Organisation Development Consultant
Talking to people about their experiences of the pandemic and working from home has yielded interesting data and polarities. Businesses that employ remote workers and have offices with workers present daily represent a hybrid workforce. The vital data will shape hybrid working models as people re-imagine physical ‘offices’
Some people cannot contemplate work resembling a 9 to 5 approach in a physical building away from home. Conversely, people dream of the day that they can re-enter their company offices to immerse themselves in all the social and identity benefits of being co-located. Google and Facebook have extended their mandated work-from-home timelines to a future end date and Twitter, for example, is allowing remote working indefinitely.
Returning to the ‘office’ will never be the same and hybrid workforces are emerging, with no templates or models setting any precedence. Companies that choose to return to a 2019 working model will simply fail in the short term and fast-adapting organisations will lead out of the pandemic.

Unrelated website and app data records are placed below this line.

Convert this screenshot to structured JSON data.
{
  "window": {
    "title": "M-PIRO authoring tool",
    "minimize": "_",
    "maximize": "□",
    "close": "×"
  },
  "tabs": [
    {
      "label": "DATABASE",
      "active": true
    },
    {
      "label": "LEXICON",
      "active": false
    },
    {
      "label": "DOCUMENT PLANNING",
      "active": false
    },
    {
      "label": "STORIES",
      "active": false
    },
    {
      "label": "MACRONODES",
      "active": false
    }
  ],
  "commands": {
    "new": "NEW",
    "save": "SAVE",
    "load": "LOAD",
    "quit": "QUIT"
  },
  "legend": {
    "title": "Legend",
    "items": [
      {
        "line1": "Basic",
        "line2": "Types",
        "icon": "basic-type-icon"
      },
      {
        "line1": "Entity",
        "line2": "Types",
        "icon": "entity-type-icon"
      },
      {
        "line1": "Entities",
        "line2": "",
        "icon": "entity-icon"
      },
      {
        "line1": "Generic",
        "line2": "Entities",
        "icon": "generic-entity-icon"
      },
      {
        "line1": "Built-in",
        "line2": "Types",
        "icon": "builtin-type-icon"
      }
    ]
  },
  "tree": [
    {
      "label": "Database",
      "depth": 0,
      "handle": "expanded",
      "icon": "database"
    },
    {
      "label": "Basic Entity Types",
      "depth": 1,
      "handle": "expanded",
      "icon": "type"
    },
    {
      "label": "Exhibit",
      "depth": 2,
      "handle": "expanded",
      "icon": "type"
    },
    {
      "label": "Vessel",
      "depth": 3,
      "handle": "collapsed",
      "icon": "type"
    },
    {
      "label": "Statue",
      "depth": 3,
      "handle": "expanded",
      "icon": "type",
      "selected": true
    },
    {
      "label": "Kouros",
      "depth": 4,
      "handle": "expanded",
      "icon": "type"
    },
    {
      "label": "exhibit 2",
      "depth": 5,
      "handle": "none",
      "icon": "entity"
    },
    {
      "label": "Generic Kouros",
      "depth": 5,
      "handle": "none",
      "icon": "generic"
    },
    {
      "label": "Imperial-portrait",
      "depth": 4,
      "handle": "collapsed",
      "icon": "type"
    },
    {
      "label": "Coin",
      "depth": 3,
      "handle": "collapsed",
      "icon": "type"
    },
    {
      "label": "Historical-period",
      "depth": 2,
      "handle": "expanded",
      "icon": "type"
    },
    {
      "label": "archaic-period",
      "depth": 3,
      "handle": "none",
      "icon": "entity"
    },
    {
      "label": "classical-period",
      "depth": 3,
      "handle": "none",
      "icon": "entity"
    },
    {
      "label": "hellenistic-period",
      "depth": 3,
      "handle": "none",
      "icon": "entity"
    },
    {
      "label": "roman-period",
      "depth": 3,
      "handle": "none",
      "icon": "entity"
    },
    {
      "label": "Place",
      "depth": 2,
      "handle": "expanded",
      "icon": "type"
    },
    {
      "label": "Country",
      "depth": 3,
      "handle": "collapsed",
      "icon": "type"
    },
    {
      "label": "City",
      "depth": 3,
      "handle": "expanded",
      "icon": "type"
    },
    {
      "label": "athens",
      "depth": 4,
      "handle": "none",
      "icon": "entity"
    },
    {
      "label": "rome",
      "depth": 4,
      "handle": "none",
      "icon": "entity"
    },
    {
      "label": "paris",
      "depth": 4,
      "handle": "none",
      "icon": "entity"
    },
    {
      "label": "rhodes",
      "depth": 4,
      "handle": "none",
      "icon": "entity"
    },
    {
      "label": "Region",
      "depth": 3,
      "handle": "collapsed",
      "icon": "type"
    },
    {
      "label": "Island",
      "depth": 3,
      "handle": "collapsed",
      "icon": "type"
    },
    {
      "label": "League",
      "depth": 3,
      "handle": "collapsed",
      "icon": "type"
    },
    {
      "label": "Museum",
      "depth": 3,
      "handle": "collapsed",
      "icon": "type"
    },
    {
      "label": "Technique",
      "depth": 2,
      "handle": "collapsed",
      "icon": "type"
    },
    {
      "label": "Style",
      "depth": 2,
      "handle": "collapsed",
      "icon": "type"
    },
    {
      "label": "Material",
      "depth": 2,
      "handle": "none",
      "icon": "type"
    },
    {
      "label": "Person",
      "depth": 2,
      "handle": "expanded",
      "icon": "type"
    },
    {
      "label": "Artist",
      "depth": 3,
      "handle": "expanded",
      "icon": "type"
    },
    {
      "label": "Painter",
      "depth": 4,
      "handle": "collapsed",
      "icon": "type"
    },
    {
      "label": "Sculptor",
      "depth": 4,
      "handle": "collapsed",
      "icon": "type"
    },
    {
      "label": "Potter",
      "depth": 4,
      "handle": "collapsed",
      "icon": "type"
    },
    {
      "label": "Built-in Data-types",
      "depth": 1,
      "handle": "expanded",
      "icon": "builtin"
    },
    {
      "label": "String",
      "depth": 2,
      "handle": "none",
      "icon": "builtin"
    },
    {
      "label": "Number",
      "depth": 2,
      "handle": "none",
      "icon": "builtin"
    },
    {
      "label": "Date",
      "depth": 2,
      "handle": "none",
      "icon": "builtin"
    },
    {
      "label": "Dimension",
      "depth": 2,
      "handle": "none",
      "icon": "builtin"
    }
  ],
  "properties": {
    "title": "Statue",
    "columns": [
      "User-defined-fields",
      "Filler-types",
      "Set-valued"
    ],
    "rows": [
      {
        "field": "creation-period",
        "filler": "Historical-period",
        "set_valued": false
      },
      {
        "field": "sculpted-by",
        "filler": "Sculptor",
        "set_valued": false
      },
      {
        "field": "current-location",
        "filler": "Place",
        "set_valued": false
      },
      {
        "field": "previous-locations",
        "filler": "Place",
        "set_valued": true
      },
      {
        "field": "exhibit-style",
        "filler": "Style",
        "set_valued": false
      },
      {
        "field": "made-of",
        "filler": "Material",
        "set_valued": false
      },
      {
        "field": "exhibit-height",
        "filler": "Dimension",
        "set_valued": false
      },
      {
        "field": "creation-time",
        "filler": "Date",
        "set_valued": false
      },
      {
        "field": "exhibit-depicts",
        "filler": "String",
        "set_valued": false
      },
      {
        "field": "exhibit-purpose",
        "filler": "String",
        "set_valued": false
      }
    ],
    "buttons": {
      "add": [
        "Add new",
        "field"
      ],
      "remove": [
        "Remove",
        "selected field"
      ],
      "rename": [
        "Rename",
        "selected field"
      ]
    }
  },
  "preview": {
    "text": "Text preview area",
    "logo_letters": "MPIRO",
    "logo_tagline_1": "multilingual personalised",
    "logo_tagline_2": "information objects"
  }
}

The positives of working from home cannot negate the impact on people and their ability to self-manage and be accountable for output versus physical office time. We proved the business case to work from any location: We were able to integrate our home and work lives (albeit there with a rough start); our productivity increased with focus; we adopted a plethora of new technologies in record time; we collaborated inclusively; we lowered our carbon footprint and costs; and we tapped our human potential with greater depth.
There were inevitable downsides, too: Isolation took a toll on our mental health; we missed the ability to get things done with minimal effort in the face-to-face environment; we had to expend more energy to build our relationships and keep connected with colleagues; we spent money investing in new tech to obviate the risks of cybersecurity; we worried about being out of sight and redundancies; and we had to face the loss of our power in our social work hierarchies.
And we (mostly) came through this with flying colours and a greater appreciation for what we may seek for ourselves now and in the future in relation to our work, life and organisations.
Armed with this data − from both the lived experience and captured learning − we are better placed to create models of hybridity as we move forward in a post-pandemic world. The wish for us in relation to our work is not to forget the courage and vulnerability that propelled us quantum leaps ahead, to harness these extraordinary abilities, and to bring this untapped energy (and a sense of continual experimentation) to the discussion on how we shape our hybrid business models. Let us not slip back into old ways.
Leading hybrid organisations
- Engage your team on their mandated work experience from the home model, as well as the resultant preferences.
- Relinquish your leadership control mindset in favour of a trust-based approach.
- Co-create and design your hybrid workplace model.
- Redesign social spaces in the ‘physical’ office to promote relationship strengthening and designate time specifically to human connection.
- Where power imbalances emerge, intervene in the human system to ensure inclusion and equality.